August 24, 2011

Through the Eyes of a Child

I truly enjoy substitute teaching in the kindergarten classroom at Grandview Adventist Academy in Hamilton, Ontario. It gives me the opportunity to do what I love to do most with kindergartners: look at the world through the eyes of 4- and 5-year-olds.
This particular day had been going well, with only a few small disagreements and even fewer ouchies. Then I noticed Kenny, and he was anything but OK. Tears were obviously on the way.
That morning I had observed that Kenny had a toy bird’s nest with bright-yellow baby birds and a brown egg. Kenny had brought the toy from home, and he and the other children had been playing with it. But now Kenny was sitting at a table looking dejected—and the bird’s nest was nowhere in sight.
“What’s wrong, Kenny?” I asked.
“I can’t find my bird’s nest,” he replied, as tears escaped down his cheeks. “I had it right here on the table, and now I can’t find it.”
2011 1524 page31A quick sweep of the area turned up nothing, so I pulled out one of my essential tools for teaching young kids: distraction. It was recess time, and I managed to convince Kenny that the nest was in the classroom and would still be in there—somewhere— when we returned. Reluctantly he agreed to go to recess, as long as we would look for the toy when we came back inside.
As the children were lining up to go outside, I noticed Kenny’s friend Kailey standing by the door with her hands folded and her eyes closed.
“I’m going to pray, Teacher, that God helps us find Kenny’s lost bird nest,” she blurted out.
“That sounds like a good idea,” I said.
After returning from recess, it seemed that Kenny had finally forgotten about the lost nest, but the reprieve was only temporary. When it came time to go home, he remembered his missing nest, and the tears came instantly. Several students joined him in one more search, but when the bell rang the search was forgotten as the children piled into coats, hats, mittens, and backpacks. Forgotten by all but Kenny, that is. He reluctantly allowed me to help him into his coat, but then he and I continued the search. Finally I found the nest sitting on a mostly unused table in a far corner of the classroom.

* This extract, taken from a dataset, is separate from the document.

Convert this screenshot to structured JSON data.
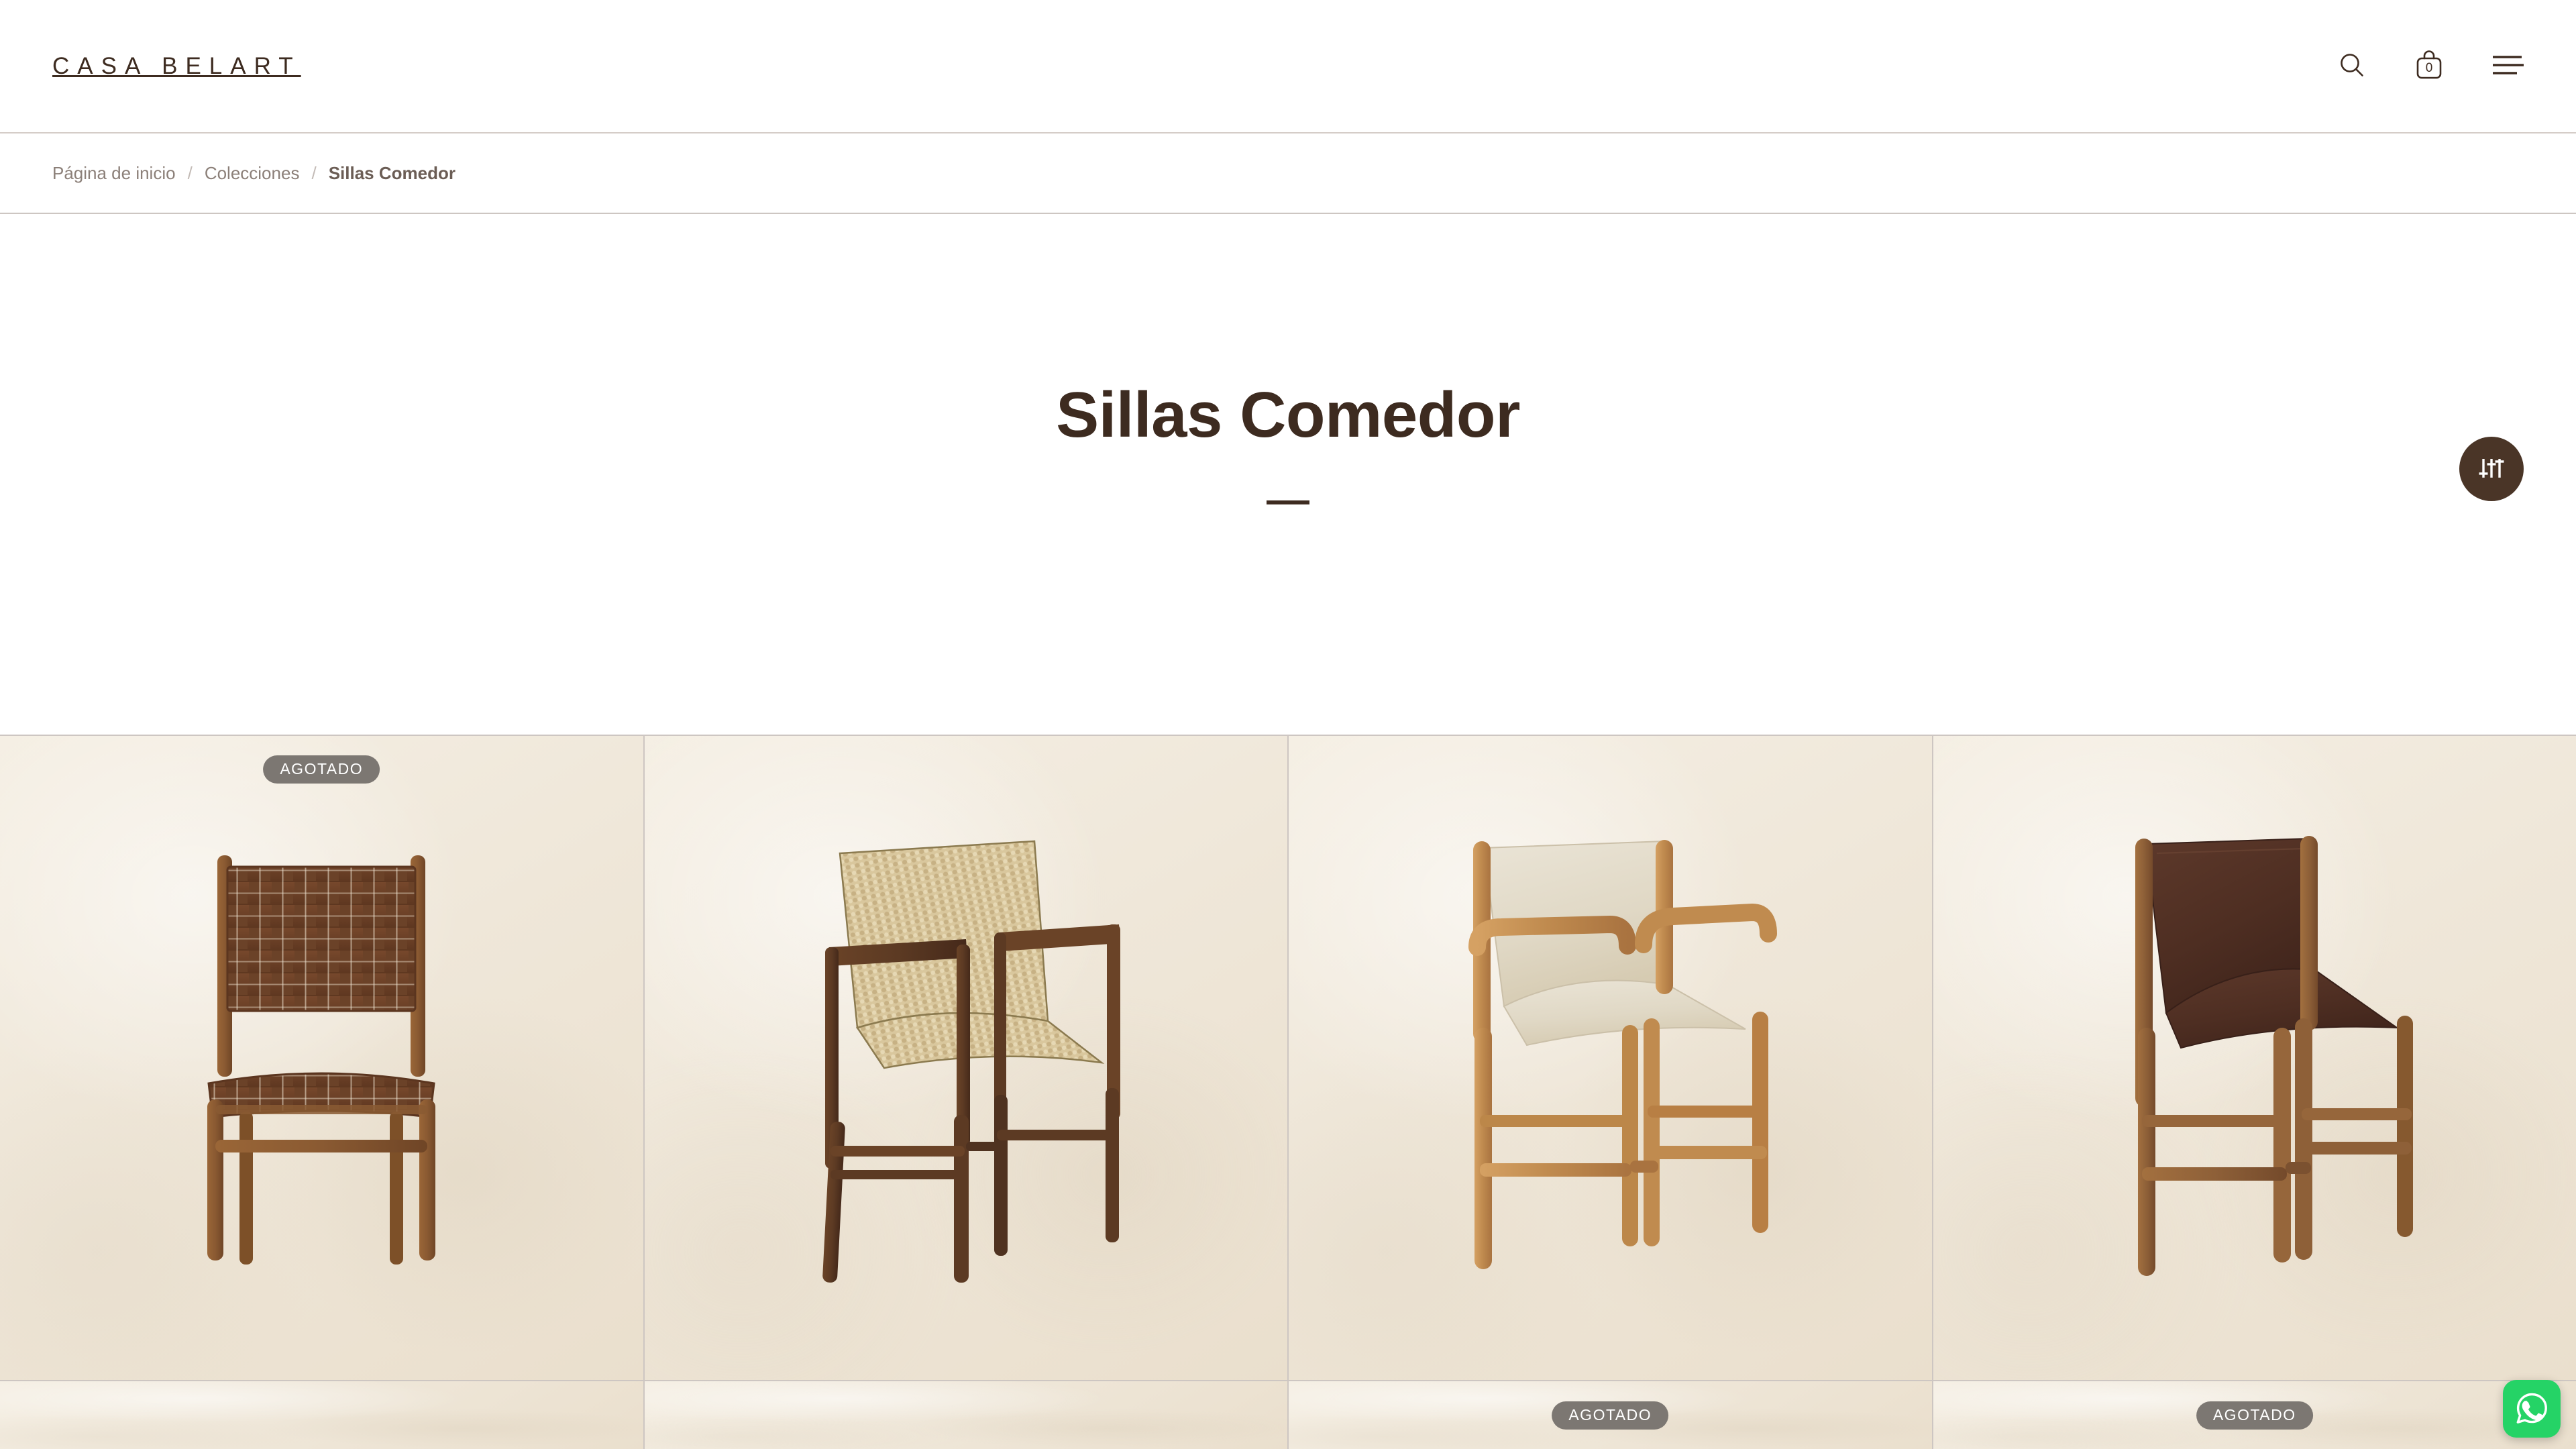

“Thank You, Lord!” My relief was immense. “Kenny, look what I found!” The joy on his face was a beautiful sight to see. Then as he took the nest and held it close, he turned serious.
“How did you find it?” he asked.
“Maybe because God helped me find it. Maybe He answered Kailey’s prayer,” I said.
His eyes grew large.
“Did God use His powers to help us find my nest? Wow!” he said, then turned and danced out the classroom door.
Luke 12:6 says, “Are not five sparrows sold for two pennies? Yet not one of them is forgotten by God.” Although those little yellow birds were not real sparrows, God cares very much about the little boy who loved them. God enjoys seeing His children smile, and He took this opportunity to affirm His love and power to Kenny in a way Kenny could understand.
It’s because of experiences such as these that I love to teach, and I appreciate that Grandview provides the opportunity to talk openly about God and His love and care for each of us. Seeing the realization of God’s love through the eyes of a 4-year-old is a reminder to me of God’s care in my own life.
God wants each of us to be like little children—not afraid to stop in the middle of a crowded place to say a prayer, knowing confidently that God will answer it, yet still amazed at how the God of the universe cares about us as individuals and is willing to touch our lives with His love.
Elizabeth Fresse now resides in Lafayette, Louisiana, where she ministers as a pastor’s wife, a substitute teacher, and a foster mother. She lived in Hamilton, Ontario, Canada, when she wrote this story. This article was published August 25, 2011.